## [WORK TO COMPLETE]
The response must contain the complete data, printed exactly.

## [RECORDS SHOWN]
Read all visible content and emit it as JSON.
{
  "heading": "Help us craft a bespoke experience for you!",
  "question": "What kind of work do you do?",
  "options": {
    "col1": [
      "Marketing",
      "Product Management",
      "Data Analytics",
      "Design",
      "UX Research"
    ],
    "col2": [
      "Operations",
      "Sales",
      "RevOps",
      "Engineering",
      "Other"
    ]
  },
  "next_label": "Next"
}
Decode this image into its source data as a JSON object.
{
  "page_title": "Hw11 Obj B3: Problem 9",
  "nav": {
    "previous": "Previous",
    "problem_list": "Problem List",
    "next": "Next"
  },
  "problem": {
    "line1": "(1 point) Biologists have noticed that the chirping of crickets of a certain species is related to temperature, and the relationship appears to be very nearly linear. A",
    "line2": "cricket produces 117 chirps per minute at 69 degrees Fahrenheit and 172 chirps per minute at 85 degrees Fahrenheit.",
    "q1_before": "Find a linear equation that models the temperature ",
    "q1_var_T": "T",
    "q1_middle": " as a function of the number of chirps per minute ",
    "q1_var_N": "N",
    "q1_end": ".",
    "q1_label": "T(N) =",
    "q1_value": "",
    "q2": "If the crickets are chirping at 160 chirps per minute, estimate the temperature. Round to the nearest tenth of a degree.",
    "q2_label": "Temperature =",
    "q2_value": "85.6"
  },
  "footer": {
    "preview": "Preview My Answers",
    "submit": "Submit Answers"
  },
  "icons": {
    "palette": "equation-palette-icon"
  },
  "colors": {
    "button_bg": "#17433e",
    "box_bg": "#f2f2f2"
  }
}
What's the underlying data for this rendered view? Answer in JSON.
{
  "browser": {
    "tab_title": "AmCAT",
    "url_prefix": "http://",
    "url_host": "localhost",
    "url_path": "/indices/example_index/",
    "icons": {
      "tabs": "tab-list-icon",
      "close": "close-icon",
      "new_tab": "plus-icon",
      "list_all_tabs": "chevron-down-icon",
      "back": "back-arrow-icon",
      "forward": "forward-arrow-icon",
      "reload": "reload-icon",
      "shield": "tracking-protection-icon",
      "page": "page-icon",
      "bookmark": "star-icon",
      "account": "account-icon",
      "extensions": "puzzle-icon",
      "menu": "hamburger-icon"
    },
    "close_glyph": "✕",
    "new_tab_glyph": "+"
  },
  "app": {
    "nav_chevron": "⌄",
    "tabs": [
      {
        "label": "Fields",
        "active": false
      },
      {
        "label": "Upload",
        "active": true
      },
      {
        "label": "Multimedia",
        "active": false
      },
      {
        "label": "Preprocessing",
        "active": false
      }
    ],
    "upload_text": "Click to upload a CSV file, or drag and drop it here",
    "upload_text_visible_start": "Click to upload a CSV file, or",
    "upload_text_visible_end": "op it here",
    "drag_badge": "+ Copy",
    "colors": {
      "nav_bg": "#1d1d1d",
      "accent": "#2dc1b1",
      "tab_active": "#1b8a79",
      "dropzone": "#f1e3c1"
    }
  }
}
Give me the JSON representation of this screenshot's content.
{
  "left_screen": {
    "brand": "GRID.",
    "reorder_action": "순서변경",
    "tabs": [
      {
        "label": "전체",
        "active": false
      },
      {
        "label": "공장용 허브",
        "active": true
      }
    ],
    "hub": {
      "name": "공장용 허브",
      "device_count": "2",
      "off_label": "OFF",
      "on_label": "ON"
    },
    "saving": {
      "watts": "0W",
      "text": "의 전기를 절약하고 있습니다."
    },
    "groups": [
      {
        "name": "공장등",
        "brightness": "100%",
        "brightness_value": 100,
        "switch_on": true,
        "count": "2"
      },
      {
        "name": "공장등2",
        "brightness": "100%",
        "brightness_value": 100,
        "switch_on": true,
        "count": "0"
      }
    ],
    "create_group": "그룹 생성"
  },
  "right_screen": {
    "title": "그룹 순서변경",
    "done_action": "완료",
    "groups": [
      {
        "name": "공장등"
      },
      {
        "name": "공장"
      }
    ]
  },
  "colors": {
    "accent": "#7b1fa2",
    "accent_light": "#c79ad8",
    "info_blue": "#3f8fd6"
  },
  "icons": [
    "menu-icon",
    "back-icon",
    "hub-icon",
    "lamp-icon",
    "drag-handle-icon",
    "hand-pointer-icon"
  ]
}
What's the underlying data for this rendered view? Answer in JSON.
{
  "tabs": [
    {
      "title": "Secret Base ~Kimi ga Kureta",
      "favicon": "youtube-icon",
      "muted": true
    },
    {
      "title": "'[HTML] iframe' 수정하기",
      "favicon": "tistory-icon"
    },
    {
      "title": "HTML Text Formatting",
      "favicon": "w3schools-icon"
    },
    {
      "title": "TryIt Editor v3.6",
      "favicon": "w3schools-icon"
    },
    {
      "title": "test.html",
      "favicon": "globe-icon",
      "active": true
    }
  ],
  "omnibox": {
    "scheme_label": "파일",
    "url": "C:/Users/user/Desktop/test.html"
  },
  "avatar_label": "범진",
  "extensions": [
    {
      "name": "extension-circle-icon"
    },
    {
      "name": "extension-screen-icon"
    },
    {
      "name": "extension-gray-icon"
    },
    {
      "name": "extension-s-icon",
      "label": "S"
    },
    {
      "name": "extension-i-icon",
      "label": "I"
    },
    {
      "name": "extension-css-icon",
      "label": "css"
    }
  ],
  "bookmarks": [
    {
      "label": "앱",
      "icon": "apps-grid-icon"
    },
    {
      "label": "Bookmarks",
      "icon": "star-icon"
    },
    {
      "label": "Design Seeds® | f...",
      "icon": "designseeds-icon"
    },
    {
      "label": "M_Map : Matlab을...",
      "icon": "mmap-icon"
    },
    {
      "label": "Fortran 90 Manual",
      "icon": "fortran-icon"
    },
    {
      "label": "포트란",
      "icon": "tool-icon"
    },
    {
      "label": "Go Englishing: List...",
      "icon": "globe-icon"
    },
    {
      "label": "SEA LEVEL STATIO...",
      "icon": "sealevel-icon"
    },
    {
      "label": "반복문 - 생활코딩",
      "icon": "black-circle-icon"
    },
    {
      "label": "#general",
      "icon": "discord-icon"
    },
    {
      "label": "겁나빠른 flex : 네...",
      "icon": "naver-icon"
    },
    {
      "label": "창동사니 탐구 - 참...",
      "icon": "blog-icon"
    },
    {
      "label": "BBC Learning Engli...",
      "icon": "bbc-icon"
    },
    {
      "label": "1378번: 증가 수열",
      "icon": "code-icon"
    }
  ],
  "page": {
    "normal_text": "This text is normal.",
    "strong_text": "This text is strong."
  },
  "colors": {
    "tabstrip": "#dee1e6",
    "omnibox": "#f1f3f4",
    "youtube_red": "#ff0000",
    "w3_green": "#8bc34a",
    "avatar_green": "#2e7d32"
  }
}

## [EXERCISE SOLUTION]
Read all visible content and emit it as JSON.
{
  "heading": "Help us craft a bespoke experience for you!",
  "question": "What kind of work do you do?",
  "options": {
    "col1": [
      "Marketing",
      "Product Management",
      "Data Analytics",
      "Design",
      "UX Research"
    ],
    "col2": [
      "Operations",
      "Sales",
      "RevOps",
      "Engineering",
      "Other"
    ]
  },
  "next_label": "Next"
}
Decode this image into its source data as a JSON object.
{
  "page_title": "Hw11 Obj B3: Problem 9",
  "nav": {
    "previous": "Previous",
    "problem_list": "Problem List",
    "next": "Next"
  },
  "problem": {
    "line1": "(1 point) Biologists have noticed that the chirping of crickets of a certain species is related to temperature, and the relationship appears to be very nearly linear. A",
    "line2": "cricket produces 117 chirps per minute at 69 degrees Fahrenheit and 172 chirps per minute at 85 degrees Fahrenheit.",
    "q1_before": "Find a linear equation that models the temperature ",
    "q1_var_T": "T",
    "q1_middle": " as a function of the number of chirps per minute ",
    "q1_var_N": "N",
    "q1_end": ".",
    "q1_label": "T(N) =",
    "q1_value": "",
    "q2": "If the crickets are chirping at 160 chirps per minute, estimate the temperature. Round to the nearest tenth of a degree.",
    "q2_label": "Temperature =",
    "q2_value": "85.6"
  },
  "footer": {
    "preview": "Preview My Answers",
    "submit": "Submit Answers"
  },
  "icons": {
    "palette": "equation-palette-icon"
  },
  "colors": {
    "button_bg": "#17433e",
    "box_bg": "#f2f2f2"
  }
}
What's the underlying data for this rendered view? Answer in JSON.
{
  "browser": {
    "tab_title": "AmCAT",
    "url_prefix": "http://",
    "url_host": "localhost",
    "url_path": "/indices/example_index/",
    "icons": {
      "tabs": "tab-list-icon",
      "close": "close-icon",
      "new_tab": "plus-icon",
      "list_all_tabs": "chevron-down-icon",
      "back": "back-arrow-icon",
      "forward": "forward-arrow-icon",
      "reload": "reload-icon",
      "shield": "tracking-protection-icon",
      "page": "page-icon",
      "bookmark": "star-icon",
      "account": "account-icon",
      "extensions": "puzzle-icon",
      "menu": "hamburger-icon"
    },
    "close_glyph": "✕",
    "new_tab_glyph": "+"
  },
  "app": {
    "nav_chevron": "⌄",
    "tabs": [
      {
        "label": "Fields",
        "active": false
      },
      {
        "label": "Upload",
        "active": true
      },
      {
        "label": "Multimedia",
        "active": false
      },
      {
        "label": "Preprocessing",
        "active": false
      }
    ],
    "upload_text": "Click to upload a CSV file, or drag and drop it here",
    "upload_text_visible_start": "Click to upload a CSV file, or",
    "upload_text_visible_end": "op it here",
    "drag_badge": "+ Copy",
    "colors": {
      "nav_bg": "#1d1d1d",
      "accent": "#2dc1b1",
      "tab_active": "#1b8a79",
      "dropzone": "#f1e3c1"
    }
  }
}
Give me the JSON representation of this screenshot's content.
{
  "left_screen": {
    "brand": "GRID.",
    "reorder_action": "순서변경",
    "tabs": [
      {
        "label": "전체",
        "active": false
      },
      {
        "label": "공장용 허브",
        "active": true
      }
    ],
    "hub": {
      "name": "공장용 허브",
      "device_count": "2",
      "off_label": "OFF",
      "on_label": "ON"
    },
    "saving": {
      "watts": "0W",
      "text": "의 전기를 절약하고 있습니다."
    },
    "groups": [
      {
        "name": "공장등",
        "brightness": "100%",
        "brightness_value": 100,
        "switch_on": true,
        "count": "2"
      },
      {
        "name": "공장등2",
        "brightness": "100%",
        "brightness_value": 100,
        "switch_on": true,
        "count": "0"
      }
    ],
    "create_group": "그룹 생성"
  },
  "right_screen": {
    "title": "그룹 순서변경",
    "done_action": "완료",
    "groups": [
      {
        "name": "공장등"
      },
      {
        "name": "공장"
      }
    ]
  },
  "colors": {
    "accent": "#7b1fa2",
    "accent_light": "#c79ad8",
    "info_blue": "#3f8fd6"
  },
  "icons": [
    "menu-icon",
    "back-icon",
    "hub-icon",
    "lamp-icon",
    "drag-handle-icon",
    "hand-pointer-icon"
  ]
}
What's the underlying data for this rendered view? Answer in JSON.
{
  "tabs": [
    {
      "title": "Secret Base ~Kimi ga Kureta",
      "favicon": "youtube-icon",
      "muted": true
    },
    {
      "title": "'[HTML] iframe' 수정하기",
      "favicon": "tistory-icon"
    },
    {
      "title": "HTML Text Formatting",
      "favicon": "w3schools-icon"
    },
    {
      "title": "TryIt Editor v3.6",
      "favicon": "w3schools-icon"
    },
    {
      "title": "test.html",
      "favicon": "globe-icon",
      "active": true
    }
  ],
  "omnibox": {
    "scheme_label": "파일",
    "url": "C:/Users/user/Desktop/test.html"
  },
  "avatar_label": "범진",
  "extensions": [
    {
      "name": "extension-circle-icon"
    },
    {
      "name": "extension-screen-icon"
    },
    {
      "name": "extension-gray-icon"
    },
    {
      "name": "extension-s-icon",
      "label": "S"
    },
    {
      "name": "extension-i-icon",
      "label": "I"
    },
    {
      "name": "extension-css-icon",
      "label": "css"
    }
  ],
  "bookmarks": [
    {
      "label": "앱",
      "icon": "apps-grid-icon"
    },
    {
      "label": "Bookmarks",
      "icon": "star-icon"
    },
    {
      "label": "Design Seeds® | f...",
      "icon": "designseeds-icon"
    },
    {
      "label": "M_Map : Matlab을...",
      "icon": "mmap-icon"
    },
    {
      "label": "Fortran 90 Manual",
      "icon": "fortran-icon"
    },
    {
      "label": "포트란",
      "icon": "tool-icon"
    },
    {
      "label": "Go Englishing: List...",
      "icon": "globe-icon"
    },
    {
      "label": "SEA LEVEL STATIO...",
      "icon": "sealevel-icon"
    },
    {
      "label": "반복문 - 생활코딩",
      "icon": "black-circle-icon"
    },
    {
      "label": "#general",
      "icon": "discord-icon"
    },
    {
      "label": "겁나빠른 flex : 네...",
      "icon": "naver-icon"
    },
    {
      "label": "창동사니 탐구 - 참...",
      "icon": "blog-icon"
    },
    {
      "label": "BBC Learning Engli...",
      "icon": "bbc-icon"
    },
    {
      "label": "1378번: 증가 수열",
      "icon": "code-icon"
    }
  ],
  "page": {
    "normal_text": "This text is normal.",
    "strong_text": "This text is strong."
  },
  "colors": {
    "tabstrip": "#dee1e6",
    "omnibox": "#f1f3f4",
    "youtube_red": "#ff0000",
    "w3_green": "#8bc34a",
    "avatar_green": "#2e7d32"
  }
}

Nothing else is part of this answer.